Recording and playing back audio and using sampled instruments means your hard drives are constantly accessing big chunks of data. Here are ten points to make sure you're doing it with maximum efficiency.
Always use a dedicated audio drive with your DAW
Never put audio on your system drive. Most DAWs need to access the system drive while working and if the same drive is trying to access audio at the same time you'll soon get bottlenecks and 'disk too slow' messages. All that audio accessing can also wear out the drive faster, which is never good if it's also your system drive.
Have at least one drive dedicated to your sample libraries
If you have lots of samples and often run drums, strings and pianos at the same time, it might be worth splitting them over multiple drives. As is the same with audio, it prevents bottlenecks and means your drives will be safer for longer.
Use faster hard drives
As a rule use a disk with a minimum rotational speed of 7200rpm for both audio and samples.
The drive interface makes a big difference
Internal SATA 3.0 can run at 600MB/s as opposed to USB 2.0, which only gives you 47.6MB/s. If your interface isn't fast enough it will slow down your drive. Internal SATA drives, external FireWire 800 and eSATA work best.
Use sensible and logical file structures for your samples wherever possible
If you collect samples from lots of sources make sure you have a folder and subfolder structure that you stick to. It means you can find things easily when you want them and so can your computer.
Run a defrag program
Disk fragmentation (when files get split into bits because there is not enough contiguous space to store them as complete units) makes your disk run slower as the read head has to bounce back and forth looking for all the bits. Run a defrag program like Windows Disk Defragmenter.

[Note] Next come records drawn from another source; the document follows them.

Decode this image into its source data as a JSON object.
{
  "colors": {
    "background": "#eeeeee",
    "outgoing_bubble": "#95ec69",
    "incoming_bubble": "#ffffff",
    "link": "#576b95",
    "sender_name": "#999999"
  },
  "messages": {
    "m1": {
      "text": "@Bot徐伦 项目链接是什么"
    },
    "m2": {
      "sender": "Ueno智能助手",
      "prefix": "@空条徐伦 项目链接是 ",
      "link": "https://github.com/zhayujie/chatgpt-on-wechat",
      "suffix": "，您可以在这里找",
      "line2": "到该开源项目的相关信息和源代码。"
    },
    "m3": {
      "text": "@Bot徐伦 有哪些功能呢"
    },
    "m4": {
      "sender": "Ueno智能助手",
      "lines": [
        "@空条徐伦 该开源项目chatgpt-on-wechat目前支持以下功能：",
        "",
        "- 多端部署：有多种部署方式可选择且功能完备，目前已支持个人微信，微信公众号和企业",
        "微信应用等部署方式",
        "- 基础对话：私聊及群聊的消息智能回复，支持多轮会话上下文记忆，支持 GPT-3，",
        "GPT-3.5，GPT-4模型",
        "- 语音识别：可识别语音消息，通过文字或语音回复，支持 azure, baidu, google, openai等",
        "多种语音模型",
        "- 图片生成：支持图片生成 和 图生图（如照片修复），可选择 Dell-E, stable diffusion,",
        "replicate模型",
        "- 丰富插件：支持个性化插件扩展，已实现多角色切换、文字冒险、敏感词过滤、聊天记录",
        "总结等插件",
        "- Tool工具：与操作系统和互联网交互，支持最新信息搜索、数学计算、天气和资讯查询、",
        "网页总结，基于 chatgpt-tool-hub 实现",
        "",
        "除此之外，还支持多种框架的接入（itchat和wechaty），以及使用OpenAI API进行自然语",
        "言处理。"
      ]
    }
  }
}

It allows you to analyse a disk, defrag it if necessary or set an automated schedule to do it. Work on a Mac? OS X does a great job of keeping itself in check.
Run 64-bit and get more RAM
Even with super-fast disks and bus speeds nothing makes life easier than having as much RAM as you can afford. Everything runs a bit better and you aren't forcing your disks to work overtime. And then...
Sort out your bloated sampler instruments
We know it sounds daft but we all do it. Everybody has favourite 'go to' patches but often we only want one or two elements. Take the time to make your own slimmed- down versions and just think of all that RAM and load time you'll save.
Consolidate your audio edits
If you have loads of edited audio tracks you can end up with thousands of audio regions, particularly when editing multi-tracked drums. This is a bit like fragmenting your disk as the DAW reads the file back and forth moving those edit sections around, not to mention computing all those crossfades. If you're happy with the edits, consolidate the tracks.
Back up, back up, back up
Make sure you regularly back up of all your drives.If you're using internal drives get yourself an external caddy that takes SATA drives. They connect either by USB 2.0 or eSATA (if you have a port fitted). Find incremental backup software that you like and run it regularly (a good professional standard is daily for audio drives and weekly for sample drives). Then, if one of those hard working drives does give up the ghost, just pop the backup in its place. Lovely.